**Stored data**.

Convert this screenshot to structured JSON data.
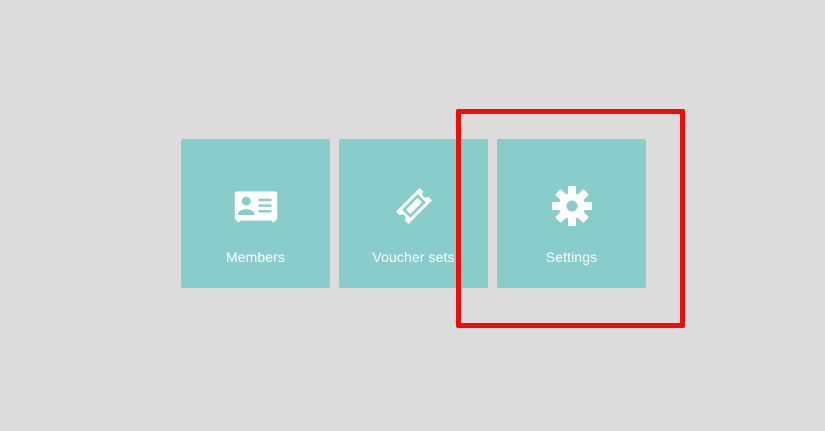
{
  "tiles": [
    {
      "id": "members",
      "label": "Members",
      "icon": "id-card-icon"
    },
    {
      "id": "voucher-sets",
      "label": "Voucher sets",
      "icon": "ticket-icon"
    },
    {
      "id": "settings",
      "label": "Settings",
      "icon": "gear-icon"
    }
  ],
  "colors": {
    "background": "#dcdcdc",
    "tile": "#89cdcb",
    "tile_text": "#ffffff",
    "highlight": "#ee0d09"
  },
  "highlight": {
    "target": "settings"
  }
}
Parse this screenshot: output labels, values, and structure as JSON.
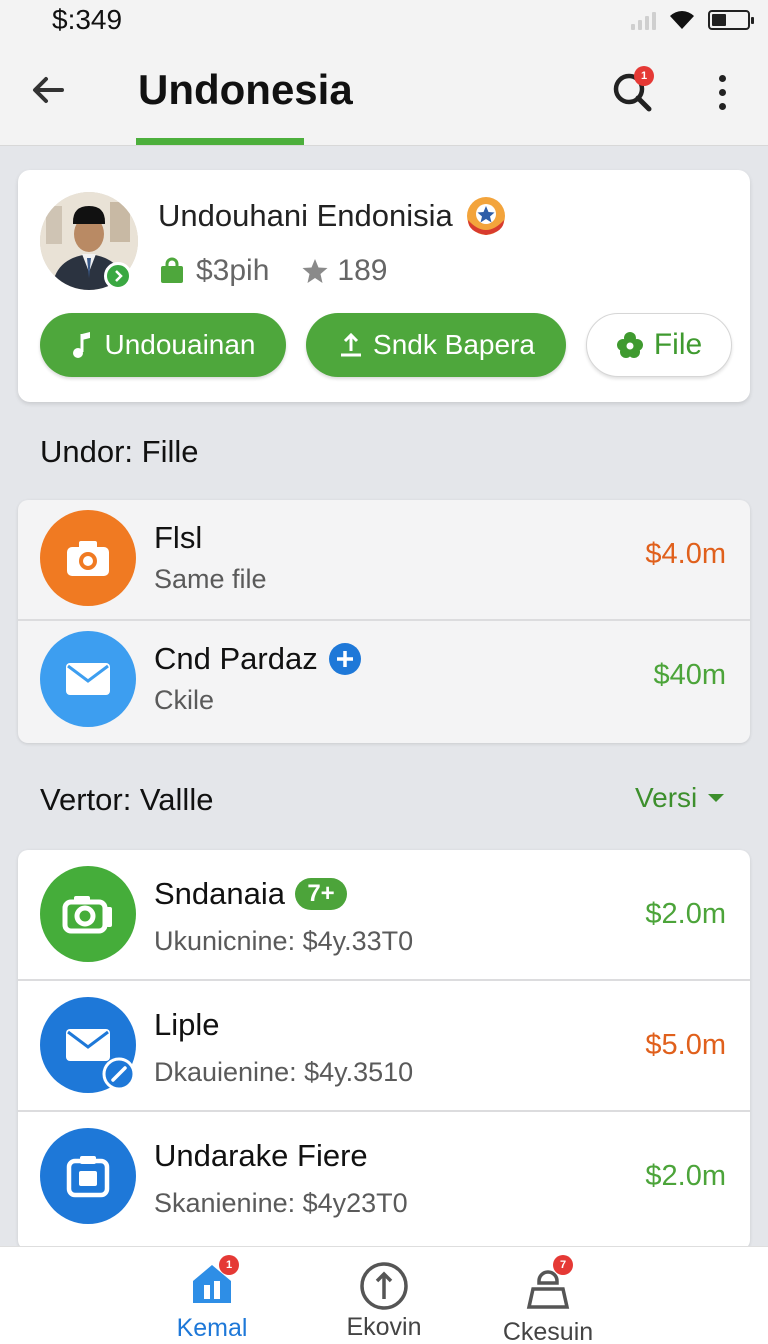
{
  "status_bar": {
    "time": "$:349"
  },
  "app_bar": {
    "title": "Undonesia",
    "search_badge": "1"
  },
  "profile": {
    "name": "Undouhani Endonisia",
    "price": "$3pih",
    "rating": "189",
    "buttons": [
      {
        "label": "Undouainan"
      },
      {
        "label": "Sndk Bapera"
      },
      {
        "label": "File"
      }
    ]
  },
  "section1": {
    "title": "Undor: Fille",
    "items": [
      {
        "title": "Flsl",
        "subtitle": "Same file",
        "price": "$4.0m",
        "price_color": "#e0601c",
        "icon": "camera-icon",
        "icon_color": "#f07a22"
      },
      {
        "title": "Cnd Pardaz",
        "subtitle": "Ckile",
        "price": "$40m",
        "price_color": "#4ca43a",
        "icon": "mail-icon",
        "icon_color": "#3d9ef0"
      }
    ]
  },
  "section2": {
    "title": "Vertor: Vallle",
    "action": "Versi",
    "items": [
      {
        "title": "Sndanaia",
        "badge": "7+",
        "subtitle": "Ukunicnine: $4y.33T0",
        "price": "$2.0m",
        "price_color": "#4ca43a",
        "icon": "camera-icon",
        "icon_color": "#45ad3a"
      },
      {
        "title": "Liple",
        "subtitle": "Dkauienine: $4y.3510",
        "price": "$5.0m",
        "price_color": "#e0601c",
        "icon": "mail-icon",
        "icon_color": "#1e78d8"
      },
      {
        "title": "Undarake Fiere",
        "subtitle": "Skanienine: $4y23T0",
        "price": "$2.0m",
        "price_color": "#4ca43a",
        "icon": "photo-icon",
        "icon_color": "#1e78d8"
      }
    ]
  },
  "bottom_nav": [
    {
      "label": "Kemal",
      "badge": "1",
      "active": true
    },
    {
      "label": "Ekovin"
    },
    {
      "label": "Ckesuin",
      "badge": "7"
    }
  ],
  "colors": {
    "accent_green": "#4ea73c",
    "brand_blue": "#1e78d8",
    "orange": "#f07a22"
  }
}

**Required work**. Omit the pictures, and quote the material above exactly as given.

**Exercise solution**.
Convert this screenshot to structured JSON data.
{
  "tiles": [
    {
      "id": "members",
      "label": "Members",
      "icon": "id-card-icon"
    },
    {
      "id": "voucher-sets",
      "label": "Voucher sets",
      "icon": "ticket-icon"
    },
    {
      "id": "settings",
      "label": "Settings",
      "icon": "gear-icon"
    }
  ],
  "colors": {
    "background": "#dcdcdc",
    "tile": "#89cdcb",
    "tile_text": "#ffffff",
    "highlight": "#ee0d09"
  },
  "highlight": {
    "target": "settings"
  }
}
Parse this screenshot: output labels, values, and structure as JSON.
{
  "status_bar": {
    "time": "$:349"
  },
  "app_bar": {
    "title": "Undonesia",
    "search_badge": "1"
  },
  "profile": {
    "name": "Undouhani Endonisia",
    "price": "$3pih",
    "rating": "189",
    "buttons": [
      {
        "label": "Undouainan"
      },
      {
        "label": "Sndk Bapera"
      },
      {
        "label": "File"
      }
    ]
  },
  "section1": {
    "title": "Undor: Fille",
    "items": [
      {
        "title": "Flsl",
        "subtitle": "Same file",
        "price": "$4.0m",
        "price_color": "#e0601c",
        "icon": "camera-icon",
        "icon_color": "#f07a22"
      },
      {
        "title": "Cnd Pardaz",
        "subtitle": "Ckile",
        "price": "$40m",
        "price_color": "#4ca43a",
        "icon": "mail-icon",
        "icon_color": "#3d9ef0"
      }
    ]
  },
  "section2": {
    "title": "Vertor: Vallle",
    "action": "Versi",
    "items": [
      {
        "title": "Sndanaia",
        "badge": "7+",
        "subtitle": "Ukunicnine: $4y.33T0",
        "price": "$2.0m",
        "price_color": "#4ca43a",
        "icon": "camera-icon",
        "icon_color": "#45ad3a"
      },
      {
        "title": "Liple",
        "subtitle": "Dkauienine: $4y.3510",
        "price": "$5.0m",
        "price_color": "#e0601c",
        "icon": "mail-icon",
        "icon_color": "#1e78d8"
      },
      {
        "title": "Undarake Fiere",
        "subtitle": "Skanienine: $4y23T0",
        "price": "$2.0m",
        "price_color": "#4ca43a",
        "icon": "photo-icon",
        "icon_color": "#1e78d8"
      }
    ]
  },
  "bottom_nav": [
    {
      "label": "Kemal",
      "badge": "1",
      "active": true
    },
    {
      "label": "Ekovin"
    },
    {
      "label": "Ckesuin",
      "badge": "7"
    }
  ],
  "colors": {
    "accent_green": "#4ea73c",
    "brand_blue": "#1e78d8",
    "orange": "#f07a22"
  }
}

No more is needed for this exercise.